Zhu, Y.; Zhang, J., and Tang, Q., . An innovative method for the spatial sampling analysis of sea surface temperature in the Pacific-Indian Oceans.

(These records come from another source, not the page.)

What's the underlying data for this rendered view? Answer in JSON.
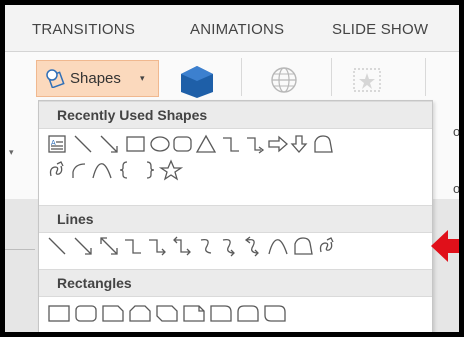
{
  "ribbon_tabs": [
    "TRANSITIONS",
    "ANIMATIONS",
    "SLIDE SHOW"
  ],
  "shapes_button": {
    "label": "Shapes",
    "caret": "▾"
  },
  "ribbon_side_letters": [
    "o",
    "o"
  ],
  "dropdown": {
    "sections": [
      {
        "title": "Recently Used Shapes"
      },
      {
        "title": "Lines"
      },
      {
        "title": "Rectangles"
      }
    ]
  },
  "icons": {
    "shapes_button": "shapes-icon",
    "ribbon_cube": "cube-icon",
    "ribbon_globe": "online-pictures-icon",
    "ribbon_star": "picture-star-icon",
    "callout": "red-arrow-icon"
  },
  "colors": {
    "accent": "#fbd9bd",
    "shape_stroke": "#5a5a5a",
    "arrow_red": "#e0101a",
    "cube_blue": "#1e5fa8"
  }
}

In this study, a pragmatic approach is presented for evaluating the spatial representativeness of the point-scale drifting buoy sea-surface temperature (SST) over the joined area of Asia and the Pacific-Indian Ocean with that help of the high-resolution satellite-derived SST at multipixel scales. The relative spatial sampling error (RSSE) and coefficient of sill (CS) are selected to investigate consistency between the drifting buoy SST and pixel mean value of satellite-derived SST and representativeness of drifting buoy SST at pixel scales of 25 km, 50 km, and 100 km, respectively. The results show that at the 25-km scale, the consistency between the drifting buoy SST and the satellite-derived SST is high, and the spatial heterogeneity within the pixel scale is not obvious, i.e. only two measurements with RSSE are larger than the critical value of all 43,748 measurements. But with the increase in the scale, the number of the drifting buoy SST, which is inconsistent with the satellite-derived SST, is obviously increased (the number of the inconsistent point measurement at the scale of 50 km increased to 42, and at the scale of 100 km it is 59), and the spatial heterogeneity is enhanced. This spatial variation along the direction of latitude change is more obvious. Combining spatial consistency and spatial heterogeneity, no point-scale measurements of the worst spatial representativeness occur at the 25-km pixel scale, in which RSSE and CS are above the critical value. Although drifting buoy SST keeps a high consistency with satellite-derived SST, there are measurements of obvious local variation within pixel scales, and this variation is more obvious along the direction of latitude change. The spatial representativeness of the drifting buoy SST is unstable. This method is helpful to remove the poor-quality reference points during the validation of satellite-derived products, taking point-scale measurements as reference.